People who live outside the city limits still proudly call themselves Detroiters, as would most people who live outside New York, Chicago, Boston or L.A. Detroiters take pride in the quality of the city’s people; their unique spirit, their steadfast determination, their long and multi-ethnic history. Sports and culture unite all political factions and even in the city’s darkest moments give hope to a common cause.
But Detroiters cannot continue believing that the decline of Detroit will not have ripple effects on the entire region’s economy. Detroiters cannot pretend that a city that none of them would ever choose to live in, or visit for more than one game at a time, is on the brink of rebound.
Liberalism has failed Detroit. You don’t need to be a student or a conservative to admit that. We may not all agree on the best solutions for the city, but we should agree what has been tried for four decades has failed.
Detroit must create hyper-incentives for growth. At this point, it can’t just compete with other cities; it must be the leader in creating business-friendly incentives. Detroit already has a complex highway system, but it keeps looking towards transportation projects, like light rail, as solutions to its woes. Detroit must avoid spending money to benefit the unions who support such needless “stimulus” and instead focus investments on replacing decaying infrastructure with community-friendly enterprise areas that will support safe and convenient grocery stores, banks, pharmacies and retail.
City leaders must embrace local education reforms that give the parents of students in failing public schools the ability to choose alternative schools that provides a safe environment for their children to actually learn, rather than bide time until they drop out
Detroit must look to experts at the Mackinac Center for Public Policy and Robert Woodson, Sr. of the Center for Neighborhood Enterprise for assistance in quelling neighborhood violence, restoring integrity to governance and increasing the flow of private capital to investment-friendly entrepreneurs. Faith-based enterprises must be embraced. Certain government financial assistance, or welfare, must incentivize personal responsibility.
Detroit can be great again. Detroit will be great again. But a two-minute Super Bowl ad will not be the impetus for its rise. Recognizing the failures of liberalism and rejecting the unsuccessful strategies and leaders of yesteryear will be the start. And all Americans should root for Detroit to do so, in order to inspire Washington lawmakers determined to repeat many of the city’s mistakes to do better.

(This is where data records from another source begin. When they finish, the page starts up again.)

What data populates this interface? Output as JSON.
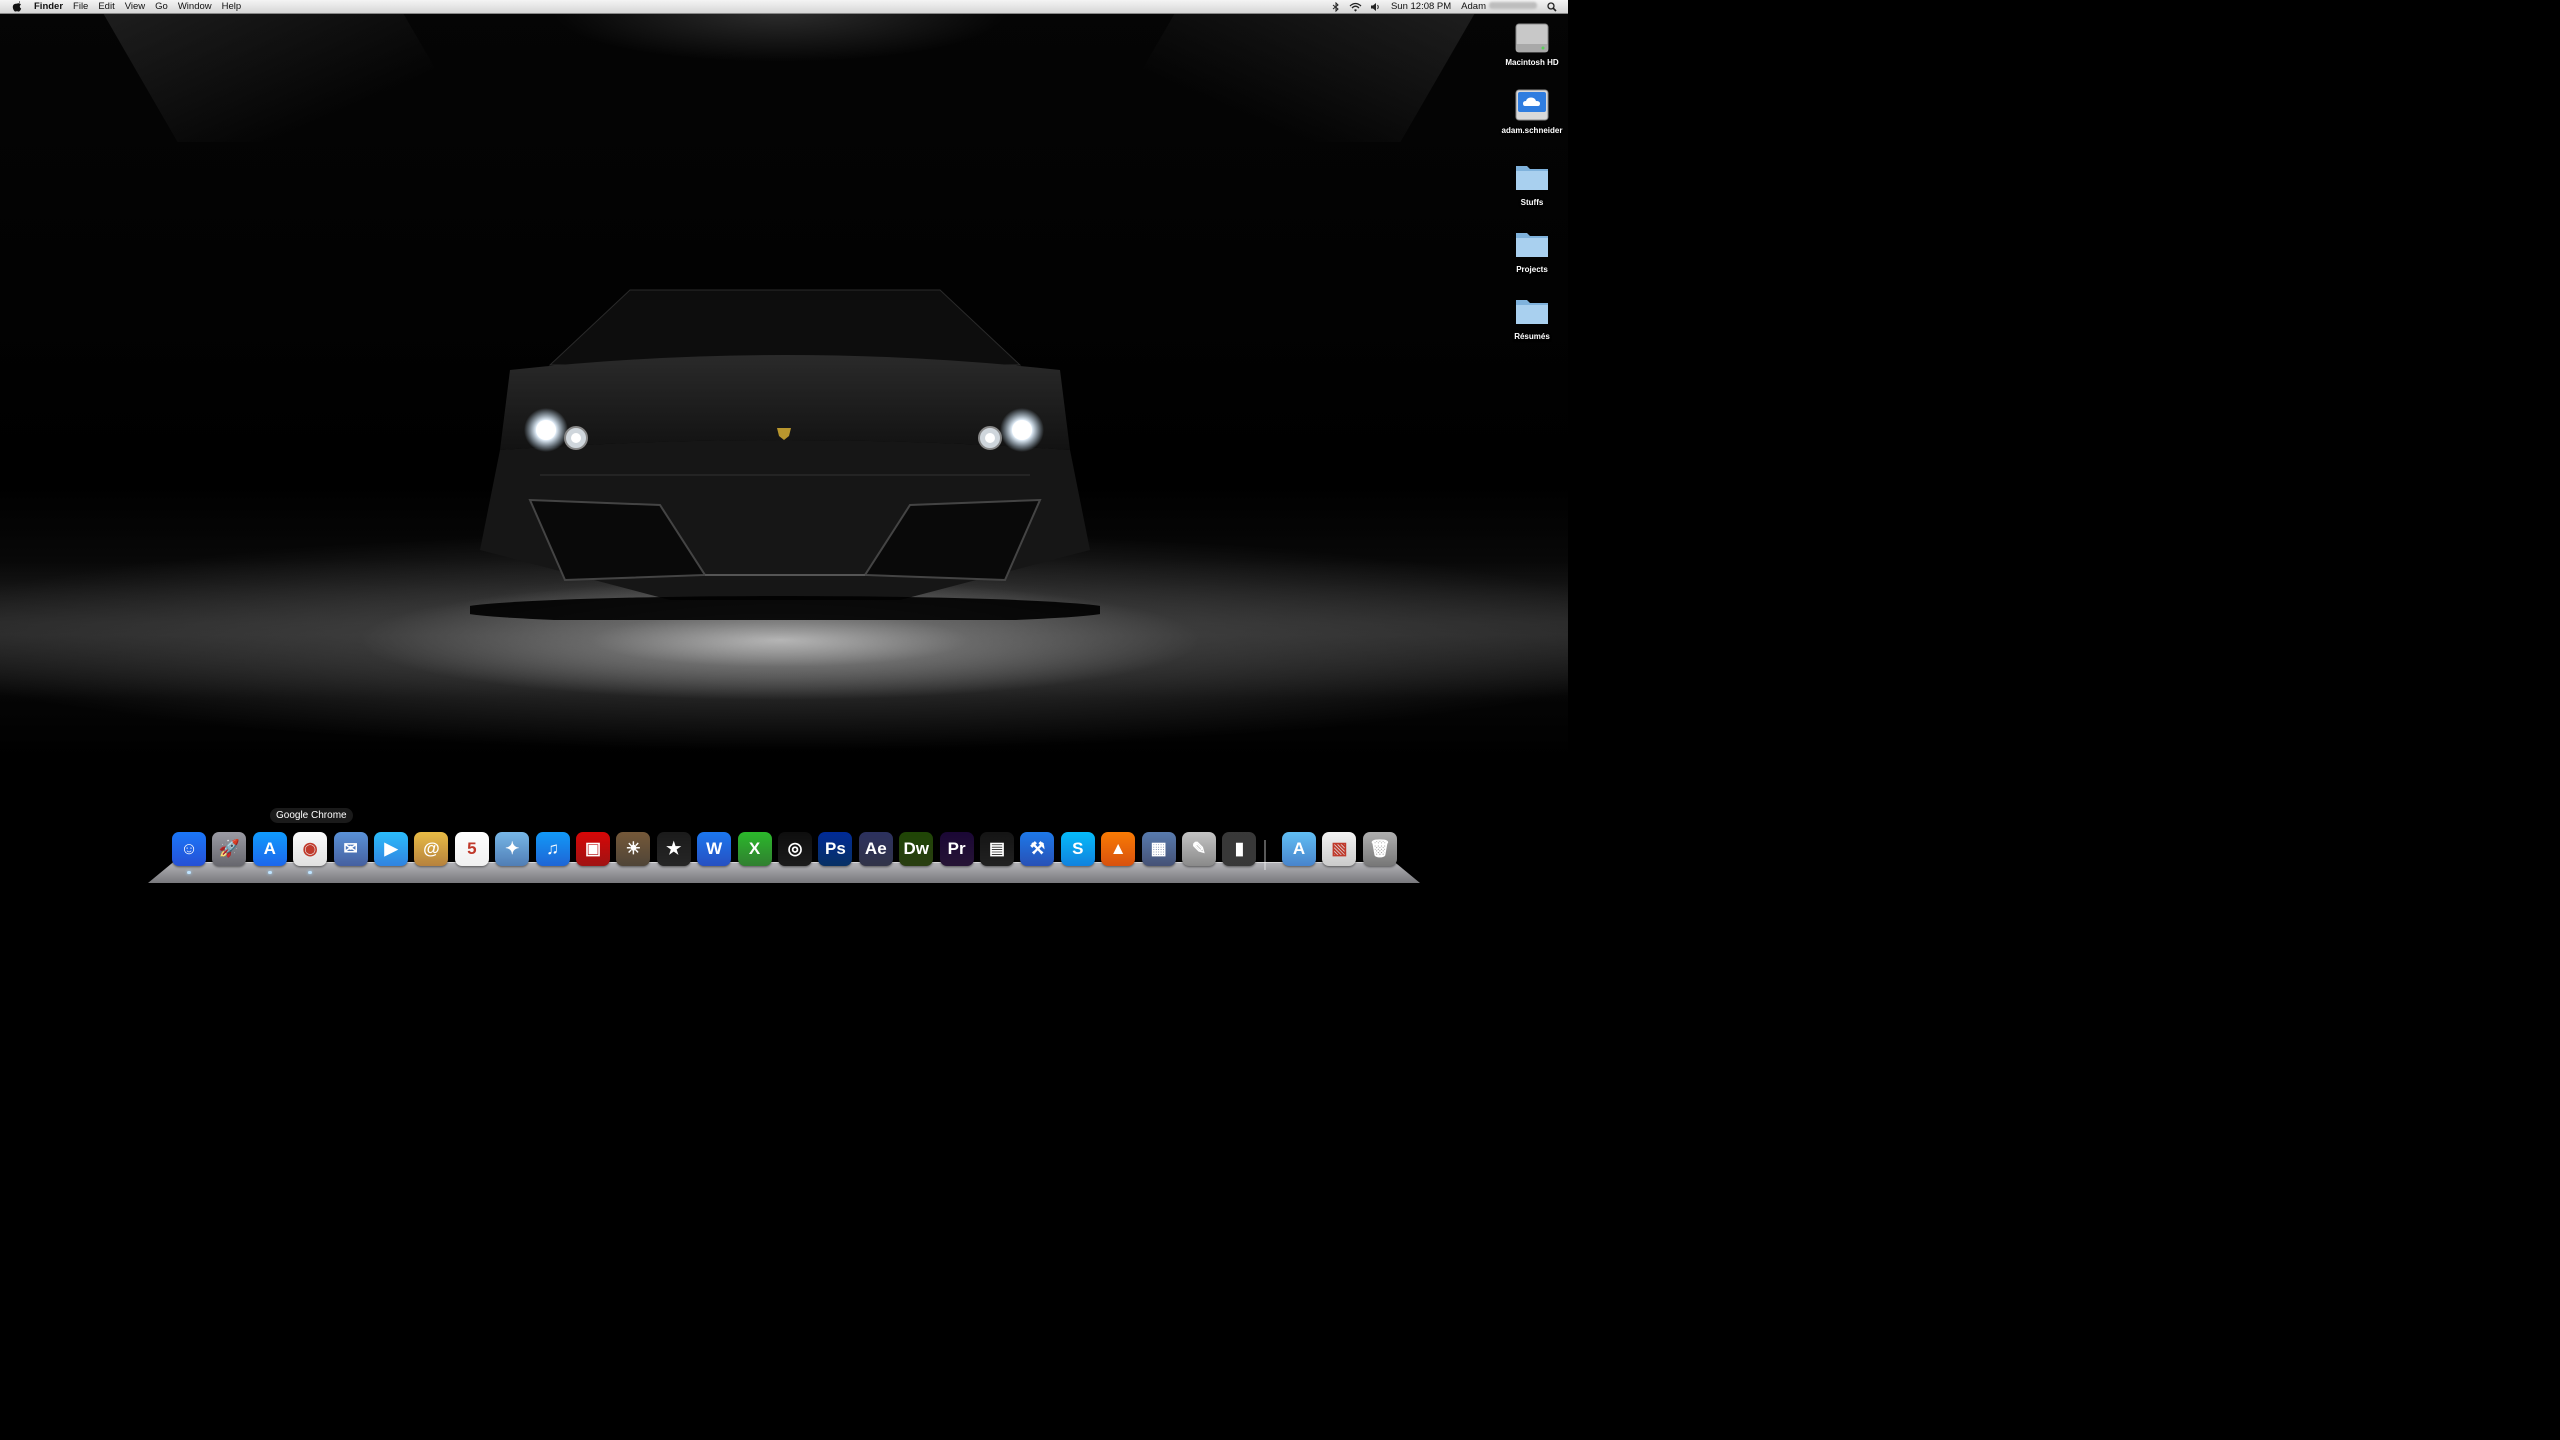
{
  "menubar": {
    "app_name": "Finder",
    "menus": [
      "File",
      "Edit",
      "View",
      "Go",
      "Window",
      "Help"
    ],
    "clock": "Sun 12:08 PM",
    "user_name": "Adam"
  },
  "desktop_icons": [
    {
      "label": "Macintosh HD",
      "icon": "hard-drive-icon"
    },
    {
      "label": "adam.schneider",
      "icon": "icloud-drive-icon"
    },
    {
      "label": "Stuffs",
      "icon": "folder-icon"
    },
    {
      "label": "Projects",
      "icon": "folder-icon"
    },
    {
      "label": "Résumés",
      "icon": "folder-icon"
    }
  ],
  "dock": {
    "tooltip": "Google Chrome",
    "items": [
      {
        "name": "finder",
        "glyph": "☺",
        "color": "#3a7be0",
        "running": true
      },
      {
        "name": "launchpad",
        "glyph": "🚀",
        "color": "#8e8e93",
        "running": false
      },
      {
        "name": "app-store",
        "glyph": "A",
        "color": "#2c8ef0",
        "running": true
      },
      {
        "name": "google-chrome",
        "glyph": "◉",
        "color": "#e8e8e8",
        "running": true
      },
      {
        "name": "mail",
        "glyph": "✉",
        "color": "#6b89b8",
        "running": false
      },
      {
        "name": "facetime",
        "glyph": "▶",
        "color": "#4aa3e8",
        "running": false
      },
      {
        "name": "address-book",
        "glyph": "@",
        "color": "#c9a25e",
        "running": false
      },
      {
        "name": "ical",
        "glyph": "5",
        "color": "#f4f4f4",
        "running": false
      },
      {
        "name": "preview",
        "glyph": "✦",
        "color": "#7b9fc8",
        "running": false
      },
      {
        "name": "itunes",
        "glyph": "♫",
        "color": "#2f8de0",
        "running": false
      },
      {
        "name": "photo-booth",
        "glyph": "▣",
        "color": "#b81d1d",
        "running": false
      },
      {
        "name": "iphoto",
        "glyph": "☀",
        "color": "#7a6a55",
        "running": false
      },
      {
        "name": "imovie",
        "glyph": "★",
        "color": "#3a3a3a",
        "running": false
      },
      {
        "name": "microsoft-word",
        "glyph": "W",
        "color": "#3b7bd1",
        "running": false
      },
      {
        "name": "microsoft-excel",
        "glyph": "X",
        "color": "#4aa04a",
        "running": false
      },
      {
        "name": "aperture",
        "glyph": "◎",
        "color": "#2a2a2a",
        "running": false
      },
      {
        "name": "photoshop",
        "glyph": "Ps",
        "color": "#0b4a8c",
        "running": false
      },
      {
        "name": "after-effects",
        "glyph": "Ae",
        "color": "#4b4f6e",
        "running": false
      },
      {
        "name": "dreamweaver",
        "glyph": "Dw",
        "color": "#3f5e1a",
        "running": false
      },
      {
        "name": "premiere",
        "glyph": "Pr",
        "color": "#3a1e52",
        "running": false
      },
      {
        "name": "final-cut",
        "glyph": "▤",
        "color": "#333333",
        "running": false
      },
      {
        "name": "xcode",
        "glyph": "⚒",
        "color": "#3d7cc9",
        "running": false
      },
      {
        "name": "skype",
        "glyph": "S",
        "color": "#1aa2e6",
        "running": false
      },
      {
        "name": "vlc",
        "glyph": "▲",
        "color": "#e27d16",
        "running": false
      },
      {
        "name": "system-preferences",
        "glyph": "▦",
        "color": "#6a7d99",
        "running": false
      },
      {
        "name": "text-edit",
        "glyph": "✎",
        "color": "#a8a8a8",
        "running": false
      },
      {
        "name": "iphone-config",
        "glyph": "▮",
        "color": "#555555",
        "running": false
      }
    ],
    "stacks": [
      {
        "name": "applications-folder",
        "glyph": "A",
        "color": "#6fa4d9"
      },
      {
        "name": "downloads-stack",
        "glyph": "▧",
        "color": "#d8d8d8"
      },
      {
        "name": "trash",
        "glyph": "🗑",
        "color": "#9a9a9a"
      }
    ]
  }
}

Rory Cooper is Director of Communications at The Heritage Foundation and was born and raised outside Detroit, Michigan. You can follow him on Twitter @rorycooper.